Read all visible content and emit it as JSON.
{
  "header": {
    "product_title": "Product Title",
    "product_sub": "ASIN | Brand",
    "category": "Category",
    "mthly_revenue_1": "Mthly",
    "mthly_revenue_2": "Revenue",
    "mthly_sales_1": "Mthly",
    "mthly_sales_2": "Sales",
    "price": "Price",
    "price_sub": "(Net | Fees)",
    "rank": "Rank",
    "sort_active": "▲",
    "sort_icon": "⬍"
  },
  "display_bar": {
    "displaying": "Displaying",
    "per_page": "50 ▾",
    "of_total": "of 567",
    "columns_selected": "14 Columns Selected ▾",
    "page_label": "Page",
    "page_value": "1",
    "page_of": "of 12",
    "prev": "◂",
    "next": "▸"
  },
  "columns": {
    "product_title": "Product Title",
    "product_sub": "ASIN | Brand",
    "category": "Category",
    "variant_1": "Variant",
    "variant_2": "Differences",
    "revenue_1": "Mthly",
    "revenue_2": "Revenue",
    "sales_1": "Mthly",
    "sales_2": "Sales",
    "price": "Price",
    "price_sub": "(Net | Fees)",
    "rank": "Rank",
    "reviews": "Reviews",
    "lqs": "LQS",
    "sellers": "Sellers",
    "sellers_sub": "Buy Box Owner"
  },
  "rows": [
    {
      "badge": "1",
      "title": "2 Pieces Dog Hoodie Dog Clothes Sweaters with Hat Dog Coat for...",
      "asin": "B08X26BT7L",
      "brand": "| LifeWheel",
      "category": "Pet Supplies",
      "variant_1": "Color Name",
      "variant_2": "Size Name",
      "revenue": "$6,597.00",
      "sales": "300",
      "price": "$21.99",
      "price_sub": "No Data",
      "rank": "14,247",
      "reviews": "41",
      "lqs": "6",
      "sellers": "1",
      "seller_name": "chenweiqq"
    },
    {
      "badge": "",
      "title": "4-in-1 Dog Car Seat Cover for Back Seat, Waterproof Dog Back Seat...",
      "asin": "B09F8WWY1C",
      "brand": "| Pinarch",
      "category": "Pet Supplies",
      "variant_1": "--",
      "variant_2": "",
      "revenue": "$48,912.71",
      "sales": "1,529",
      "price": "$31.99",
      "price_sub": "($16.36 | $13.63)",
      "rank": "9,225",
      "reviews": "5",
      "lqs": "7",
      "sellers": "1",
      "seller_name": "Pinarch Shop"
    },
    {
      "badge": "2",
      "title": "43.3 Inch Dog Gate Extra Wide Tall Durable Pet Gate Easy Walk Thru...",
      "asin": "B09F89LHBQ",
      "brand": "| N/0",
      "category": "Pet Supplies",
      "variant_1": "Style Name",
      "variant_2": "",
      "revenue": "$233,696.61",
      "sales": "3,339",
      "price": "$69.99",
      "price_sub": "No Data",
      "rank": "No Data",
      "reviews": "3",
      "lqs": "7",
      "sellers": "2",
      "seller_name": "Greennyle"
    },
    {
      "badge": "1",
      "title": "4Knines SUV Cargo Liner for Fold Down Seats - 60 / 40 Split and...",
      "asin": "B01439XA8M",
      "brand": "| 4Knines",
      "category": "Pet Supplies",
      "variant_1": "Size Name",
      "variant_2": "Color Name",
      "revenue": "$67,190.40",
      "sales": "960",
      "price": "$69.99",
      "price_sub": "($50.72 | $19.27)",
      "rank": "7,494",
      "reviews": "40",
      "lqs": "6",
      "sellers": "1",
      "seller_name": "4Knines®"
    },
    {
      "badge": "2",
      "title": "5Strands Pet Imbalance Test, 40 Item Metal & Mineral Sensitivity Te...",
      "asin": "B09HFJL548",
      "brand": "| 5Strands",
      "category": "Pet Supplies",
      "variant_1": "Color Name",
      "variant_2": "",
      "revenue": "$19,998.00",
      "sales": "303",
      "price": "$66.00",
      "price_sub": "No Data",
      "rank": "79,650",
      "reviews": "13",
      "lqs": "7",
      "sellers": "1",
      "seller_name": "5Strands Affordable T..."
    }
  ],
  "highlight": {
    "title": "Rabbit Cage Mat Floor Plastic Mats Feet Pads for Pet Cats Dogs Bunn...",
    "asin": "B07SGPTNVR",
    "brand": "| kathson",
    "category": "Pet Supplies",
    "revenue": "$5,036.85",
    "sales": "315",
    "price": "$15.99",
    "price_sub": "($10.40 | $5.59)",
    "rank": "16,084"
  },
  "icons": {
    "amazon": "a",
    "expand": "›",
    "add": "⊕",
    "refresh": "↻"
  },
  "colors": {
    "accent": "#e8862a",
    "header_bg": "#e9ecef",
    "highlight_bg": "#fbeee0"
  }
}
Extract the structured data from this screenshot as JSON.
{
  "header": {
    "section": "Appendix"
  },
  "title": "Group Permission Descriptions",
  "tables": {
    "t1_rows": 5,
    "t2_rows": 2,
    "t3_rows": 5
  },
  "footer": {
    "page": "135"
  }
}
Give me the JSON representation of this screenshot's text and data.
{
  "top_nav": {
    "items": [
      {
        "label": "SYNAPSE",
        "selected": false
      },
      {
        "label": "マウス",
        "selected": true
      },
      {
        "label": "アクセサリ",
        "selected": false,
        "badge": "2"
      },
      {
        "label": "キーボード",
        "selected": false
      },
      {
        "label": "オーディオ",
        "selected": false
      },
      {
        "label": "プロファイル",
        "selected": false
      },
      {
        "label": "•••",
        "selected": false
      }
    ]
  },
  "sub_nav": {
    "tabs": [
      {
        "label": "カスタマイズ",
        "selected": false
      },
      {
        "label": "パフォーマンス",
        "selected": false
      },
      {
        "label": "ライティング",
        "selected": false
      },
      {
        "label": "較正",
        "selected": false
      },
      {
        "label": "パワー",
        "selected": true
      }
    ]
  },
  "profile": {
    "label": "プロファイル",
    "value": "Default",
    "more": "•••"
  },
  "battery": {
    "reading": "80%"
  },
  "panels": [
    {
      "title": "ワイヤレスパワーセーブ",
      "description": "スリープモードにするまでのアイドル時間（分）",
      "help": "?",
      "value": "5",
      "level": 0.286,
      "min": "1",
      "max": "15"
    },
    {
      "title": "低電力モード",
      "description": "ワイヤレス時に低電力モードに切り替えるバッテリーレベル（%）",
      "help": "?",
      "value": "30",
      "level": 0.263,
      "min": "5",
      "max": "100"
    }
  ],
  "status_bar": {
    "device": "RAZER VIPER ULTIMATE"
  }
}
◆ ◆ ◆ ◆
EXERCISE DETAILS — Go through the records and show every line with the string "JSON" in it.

ANSWER AREA —
Read all visible content and emit it as JSON.
Extract the structured data from this screenshot as JSON.
Give me the JSON representation of this screenshot's text and data.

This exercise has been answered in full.